## Task prompt
Copy all lines below that use the word "index".

:: Provided material

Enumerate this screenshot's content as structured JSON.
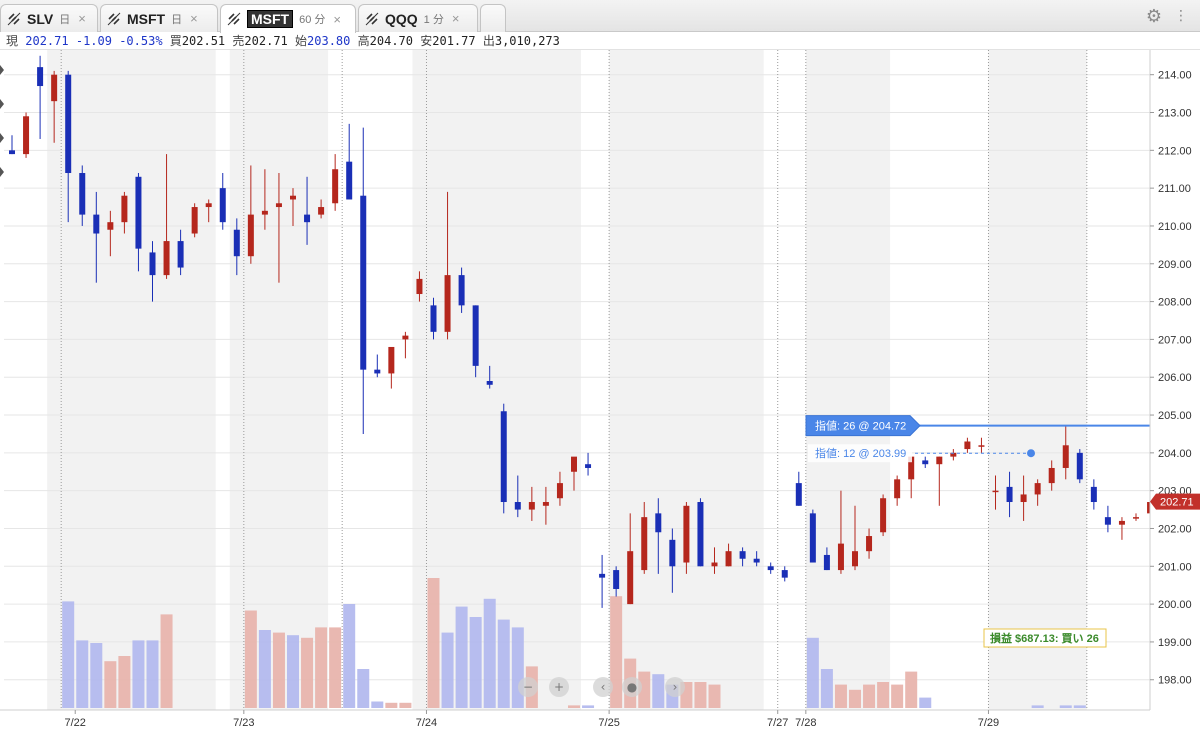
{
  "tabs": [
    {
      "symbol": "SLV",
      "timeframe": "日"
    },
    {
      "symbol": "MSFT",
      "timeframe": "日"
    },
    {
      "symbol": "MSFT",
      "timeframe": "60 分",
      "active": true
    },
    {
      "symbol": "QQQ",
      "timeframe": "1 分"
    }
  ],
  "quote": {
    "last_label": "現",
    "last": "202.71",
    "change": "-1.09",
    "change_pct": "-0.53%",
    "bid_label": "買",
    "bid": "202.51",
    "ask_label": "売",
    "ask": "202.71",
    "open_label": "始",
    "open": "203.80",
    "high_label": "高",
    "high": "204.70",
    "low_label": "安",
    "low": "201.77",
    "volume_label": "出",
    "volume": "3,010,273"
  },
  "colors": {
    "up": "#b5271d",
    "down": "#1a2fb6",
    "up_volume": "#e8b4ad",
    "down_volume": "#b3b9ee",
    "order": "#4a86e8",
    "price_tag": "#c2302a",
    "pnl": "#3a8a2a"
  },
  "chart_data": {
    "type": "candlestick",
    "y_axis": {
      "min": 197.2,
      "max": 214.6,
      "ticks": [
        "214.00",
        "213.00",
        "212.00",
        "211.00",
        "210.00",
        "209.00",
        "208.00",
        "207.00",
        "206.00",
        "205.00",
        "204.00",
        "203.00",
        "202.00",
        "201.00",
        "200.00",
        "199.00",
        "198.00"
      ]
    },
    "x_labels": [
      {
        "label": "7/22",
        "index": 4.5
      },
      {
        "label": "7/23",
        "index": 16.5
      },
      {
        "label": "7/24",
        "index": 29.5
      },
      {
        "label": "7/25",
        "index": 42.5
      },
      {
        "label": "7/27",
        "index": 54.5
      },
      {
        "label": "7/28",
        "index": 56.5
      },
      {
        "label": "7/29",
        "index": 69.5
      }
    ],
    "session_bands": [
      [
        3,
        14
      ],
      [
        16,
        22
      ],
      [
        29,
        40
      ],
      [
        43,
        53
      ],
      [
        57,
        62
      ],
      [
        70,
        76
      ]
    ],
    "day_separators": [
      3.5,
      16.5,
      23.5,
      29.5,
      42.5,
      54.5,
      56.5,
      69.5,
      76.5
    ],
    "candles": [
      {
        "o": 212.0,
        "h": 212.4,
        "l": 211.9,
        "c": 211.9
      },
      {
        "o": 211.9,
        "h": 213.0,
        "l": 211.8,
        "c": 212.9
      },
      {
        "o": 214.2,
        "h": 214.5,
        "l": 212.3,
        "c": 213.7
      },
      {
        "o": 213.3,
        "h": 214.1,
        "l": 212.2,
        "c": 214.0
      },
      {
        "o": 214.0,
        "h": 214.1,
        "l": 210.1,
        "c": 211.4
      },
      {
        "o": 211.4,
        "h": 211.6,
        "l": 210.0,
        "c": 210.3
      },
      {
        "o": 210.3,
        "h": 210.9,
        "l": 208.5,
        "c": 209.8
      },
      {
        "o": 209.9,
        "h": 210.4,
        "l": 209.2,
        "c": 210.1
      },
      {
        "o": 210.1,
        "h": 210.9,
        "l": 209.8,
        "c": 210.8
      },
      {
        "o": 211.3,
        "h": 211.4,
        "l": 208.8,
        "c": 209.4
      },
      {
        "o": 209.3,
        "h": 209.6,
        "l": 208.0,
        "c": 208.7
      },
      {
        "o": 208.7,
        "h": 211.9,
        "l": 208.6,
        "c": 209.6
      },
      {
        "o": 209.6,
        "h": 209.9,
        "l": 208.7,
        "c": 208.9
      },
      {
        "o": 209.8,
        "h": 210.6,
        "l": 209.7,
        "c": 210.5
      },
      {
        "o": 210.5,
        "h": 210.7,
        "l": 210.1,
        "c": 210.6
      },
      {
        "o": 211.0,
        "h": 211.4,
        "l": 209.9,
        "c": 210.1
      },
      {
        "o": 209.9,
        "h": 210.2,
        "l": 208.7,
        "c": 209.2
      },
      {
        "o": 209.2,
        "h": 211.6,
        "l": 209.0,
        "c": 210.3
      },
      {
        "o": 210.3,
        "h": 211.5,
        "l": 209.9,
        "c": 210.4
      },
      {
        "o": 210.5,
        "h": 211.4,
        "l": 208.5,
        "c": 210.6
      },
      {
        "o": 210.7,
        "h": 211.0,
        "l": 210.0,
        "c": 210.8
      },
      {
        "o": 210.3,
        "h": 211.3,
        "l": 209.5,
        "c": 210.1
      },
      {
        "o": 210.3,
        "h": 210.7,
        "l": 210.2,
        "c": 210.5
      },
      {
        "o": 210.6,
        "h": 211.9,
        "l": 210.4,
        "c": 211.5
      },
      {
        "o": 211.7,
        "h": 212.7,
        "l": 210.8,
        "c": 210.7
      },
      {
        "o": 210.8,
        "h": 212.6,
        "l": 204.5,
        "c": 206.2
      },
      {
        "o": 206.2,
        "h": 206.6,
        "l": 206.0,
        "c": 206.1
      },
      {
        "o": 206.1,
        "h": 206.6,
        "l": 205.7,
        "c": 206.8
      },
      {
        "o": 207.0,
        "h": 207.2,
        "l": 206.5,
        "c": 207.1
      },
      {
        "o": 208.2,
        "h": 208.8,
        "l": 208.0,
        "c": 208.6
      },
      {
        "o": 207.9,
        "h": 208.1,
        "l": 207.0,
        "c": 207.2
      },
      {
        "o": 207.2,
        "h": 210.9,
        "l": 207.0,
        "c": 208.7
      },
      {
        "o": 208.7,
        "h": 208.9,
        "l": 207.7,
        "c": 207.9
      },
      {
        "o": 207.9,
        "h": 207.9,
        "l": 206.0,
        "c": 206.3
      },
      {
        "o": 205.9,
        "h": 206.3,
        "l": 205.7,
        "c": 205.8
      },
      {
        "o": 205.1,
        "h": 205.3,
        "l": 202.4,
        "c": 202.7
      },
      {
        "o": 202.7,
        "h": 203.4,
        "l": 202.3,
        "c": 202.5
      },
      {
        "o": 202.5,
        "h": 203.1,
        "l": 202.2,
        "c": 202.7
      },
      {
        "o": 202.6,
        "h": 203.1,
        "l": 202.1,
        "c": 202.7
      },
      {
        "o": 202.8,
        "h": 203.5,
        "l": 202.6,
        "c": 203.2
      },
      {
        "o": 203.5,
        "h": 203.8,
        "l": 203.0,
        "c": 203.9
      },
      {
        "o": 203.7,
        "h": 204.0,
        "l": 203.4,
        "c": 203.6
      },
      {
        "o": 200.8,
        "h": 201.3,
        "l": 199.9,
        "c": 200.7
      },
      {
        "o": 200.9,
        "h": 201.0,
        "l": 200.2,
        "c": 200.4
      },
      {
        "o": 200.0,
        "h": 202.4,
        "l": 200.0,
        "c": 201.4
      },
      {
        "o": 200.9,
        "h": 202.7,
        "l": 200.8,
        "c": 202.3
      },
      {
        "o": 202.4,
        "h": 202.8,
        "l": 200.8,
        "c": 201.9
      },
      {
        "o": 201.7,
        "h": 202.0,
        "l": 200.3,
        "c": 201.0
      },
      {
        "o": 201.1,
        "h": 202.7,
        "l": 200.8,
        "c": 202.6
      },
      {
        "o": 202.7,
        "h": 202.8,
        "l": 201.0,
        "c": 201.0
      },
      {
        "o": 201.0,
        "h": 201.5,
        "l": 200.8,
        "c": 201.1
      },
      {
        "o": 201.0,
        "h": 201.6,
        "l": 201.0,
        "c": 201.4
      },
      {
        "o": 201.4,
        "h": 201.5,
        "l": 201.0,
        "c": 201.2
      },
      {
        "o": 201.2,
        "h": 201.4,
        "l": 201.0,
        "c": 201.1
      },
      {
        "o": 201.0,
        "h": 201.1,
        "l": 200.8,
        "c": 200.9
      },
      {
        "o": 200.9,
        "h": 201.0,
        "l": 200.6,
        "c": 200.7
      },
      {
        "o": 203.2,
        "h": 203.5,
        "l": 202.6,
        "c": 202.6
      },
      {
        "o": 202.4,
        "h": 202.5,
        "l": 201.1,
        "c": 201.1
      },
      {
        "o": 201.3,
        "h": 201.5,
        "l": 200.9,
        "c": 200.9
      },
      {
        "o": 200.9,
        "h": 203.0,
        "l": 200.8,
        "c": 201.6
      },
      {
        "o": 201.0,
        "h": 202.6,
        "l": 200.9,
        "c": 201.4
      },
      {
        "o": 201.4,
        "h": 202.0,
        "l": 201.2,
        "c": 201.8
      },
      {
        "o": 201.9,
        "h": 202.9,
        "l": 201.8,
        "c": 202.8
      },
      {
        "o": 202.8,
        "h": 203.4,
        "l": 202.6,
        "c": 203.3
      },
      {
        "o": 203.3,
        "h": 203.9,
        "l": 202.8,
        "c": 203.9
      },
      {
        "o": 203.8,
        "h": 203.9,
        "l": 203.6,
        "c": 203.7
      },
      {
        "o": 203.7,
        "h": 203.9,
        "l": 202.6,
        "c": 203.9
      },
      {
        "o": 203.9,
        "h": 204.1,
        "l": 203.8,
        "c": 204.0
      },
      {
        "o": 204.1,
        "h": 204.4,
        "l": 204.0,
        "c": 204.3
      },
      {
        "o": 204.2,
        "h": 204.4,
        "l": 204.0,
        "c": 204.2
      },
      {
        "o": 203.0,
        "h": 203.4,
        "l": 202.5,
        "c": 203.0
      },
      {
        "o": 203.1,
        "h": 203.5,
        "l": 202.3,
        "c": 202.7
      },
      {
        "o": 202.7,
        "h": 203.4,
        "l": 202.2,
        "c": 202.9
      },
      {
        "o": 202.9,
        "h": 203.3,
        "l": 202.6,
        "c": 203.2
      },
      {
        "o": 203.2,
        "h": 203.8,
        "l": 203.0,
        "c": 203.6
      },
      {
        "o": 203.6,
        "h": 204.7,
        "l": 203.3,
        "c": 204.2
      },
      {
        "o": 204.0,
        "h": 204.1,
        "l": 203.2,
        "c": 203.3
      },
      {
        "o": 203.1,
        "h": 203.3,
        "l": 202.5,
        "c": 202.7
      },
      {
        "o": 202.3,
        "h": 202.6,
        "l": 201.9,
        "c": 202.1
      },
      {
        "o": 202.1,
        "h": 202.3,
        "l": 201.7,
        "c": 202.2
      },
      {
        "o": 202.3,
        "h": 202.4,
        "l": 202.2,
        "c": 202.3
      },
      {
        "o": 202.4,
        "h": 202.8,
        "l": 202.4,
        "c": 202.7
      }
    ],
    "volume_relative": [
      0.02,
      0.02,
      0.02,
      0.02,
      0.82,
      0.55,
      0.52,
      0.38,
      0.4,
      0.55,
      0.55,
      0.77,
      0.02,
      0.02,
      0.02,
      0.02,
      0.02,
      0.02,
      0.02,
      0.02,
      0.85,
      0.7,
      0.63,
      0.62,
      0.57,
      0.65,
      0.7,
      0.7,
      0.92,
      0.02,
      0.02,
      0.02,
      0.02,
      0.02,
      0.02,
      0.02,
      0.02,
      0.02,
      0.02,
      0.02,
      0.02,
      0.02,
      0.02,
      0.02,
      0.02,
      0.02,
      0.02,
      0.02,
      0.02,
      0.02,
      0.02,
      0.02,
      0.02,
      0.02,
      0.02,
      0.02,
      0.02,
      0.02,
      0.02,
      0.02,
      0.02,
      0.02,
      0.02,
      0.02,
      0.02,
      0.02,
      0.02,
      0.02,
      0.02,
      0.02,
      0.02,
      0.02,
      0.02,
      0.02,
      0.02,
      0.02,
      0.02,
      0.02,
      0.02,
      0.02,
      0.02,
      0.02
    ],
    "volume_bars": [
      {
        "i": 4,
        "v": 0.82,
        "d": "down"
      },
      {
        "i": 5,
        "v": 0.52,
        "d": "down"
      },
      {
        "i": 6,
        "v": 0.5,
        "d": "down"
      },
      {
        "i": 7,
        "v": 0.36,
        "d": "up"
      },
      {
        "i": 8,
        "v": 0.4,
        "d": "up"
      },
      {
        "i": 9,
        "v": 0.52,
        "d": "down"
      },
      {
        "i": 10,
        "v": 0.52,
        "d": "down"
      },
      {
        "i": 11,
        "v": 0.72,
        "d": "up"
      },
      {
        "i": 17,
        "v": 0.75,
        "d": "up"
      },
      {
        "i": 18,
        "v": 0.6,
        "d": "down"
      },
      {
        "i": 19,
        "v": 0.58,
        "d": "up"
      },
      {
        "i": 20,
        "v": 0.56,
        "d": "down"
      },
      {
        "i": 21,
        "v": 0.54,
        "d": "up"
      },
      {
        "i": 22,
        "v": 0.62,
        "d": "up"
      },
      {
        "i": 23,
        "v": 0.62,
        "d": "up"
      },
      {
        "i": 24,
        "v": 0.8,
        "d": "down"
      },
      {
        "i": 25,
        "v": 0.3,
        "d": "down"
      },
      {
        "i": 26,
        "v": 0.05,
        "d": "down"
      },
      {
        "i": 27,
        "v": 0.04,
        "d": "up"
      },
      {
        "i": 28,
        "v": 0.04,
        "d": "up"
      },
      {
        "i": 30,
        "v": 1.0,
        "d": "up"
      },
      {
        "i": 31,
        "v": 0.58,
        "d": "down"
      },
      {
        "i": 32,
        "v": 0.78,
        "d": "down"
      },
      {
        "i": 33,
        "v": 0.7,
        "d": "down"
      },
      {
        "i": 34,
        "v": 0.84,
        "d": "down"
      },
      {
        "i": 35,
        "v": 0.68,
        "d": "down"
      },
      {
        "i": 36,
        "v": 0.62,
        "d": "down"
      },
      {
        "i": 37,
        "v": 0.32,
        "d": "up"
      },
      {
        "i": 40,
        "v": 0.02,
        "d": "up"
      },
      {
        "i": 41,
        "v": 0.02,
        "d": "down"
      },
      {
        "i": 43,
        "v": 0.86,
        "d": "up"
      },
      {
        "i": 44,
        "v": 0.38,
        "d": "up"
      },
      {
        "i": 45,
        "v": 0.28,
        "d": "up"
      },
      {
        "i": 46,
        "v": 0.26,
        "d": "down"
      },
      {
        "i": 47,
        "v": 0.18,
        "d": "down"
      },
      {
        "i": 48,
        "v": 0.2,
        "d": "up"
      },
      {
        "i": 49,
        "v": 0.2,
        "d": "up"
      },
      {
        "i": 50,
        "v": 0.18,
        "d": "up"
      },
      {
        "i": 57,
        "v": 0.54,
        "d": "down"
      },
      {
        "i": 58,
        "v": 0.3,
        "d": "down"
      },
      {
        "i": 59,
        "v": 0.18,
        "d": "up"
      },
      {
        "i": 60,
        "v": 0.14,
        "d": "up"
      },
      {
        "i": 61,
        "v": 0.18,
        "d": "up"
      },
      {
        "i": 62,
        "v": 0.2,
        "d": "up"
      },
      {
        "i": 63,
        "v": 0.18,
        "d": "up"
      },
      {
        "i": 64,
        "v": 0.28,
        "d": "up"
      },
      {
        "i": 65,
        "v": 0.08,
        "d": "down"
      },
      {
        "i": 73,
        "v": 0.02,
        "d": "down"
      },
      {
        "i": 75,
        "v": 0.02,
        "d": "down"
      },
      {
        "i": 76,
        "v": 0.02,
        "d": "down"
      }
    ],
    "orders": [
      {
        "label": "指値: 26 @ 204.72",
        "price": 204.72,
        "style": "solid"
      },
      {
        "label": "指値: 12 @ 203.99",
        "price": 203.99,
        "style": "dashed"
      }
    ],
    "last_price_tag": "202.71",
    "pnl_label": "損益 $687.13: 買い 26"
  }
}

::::

## Answer to this exercise
        "index": 4.5
        "index": 16.5
        "index": 29.5
        "index": 42.5
        "index": 54.5
        "index": 56.5
        "index": 69.5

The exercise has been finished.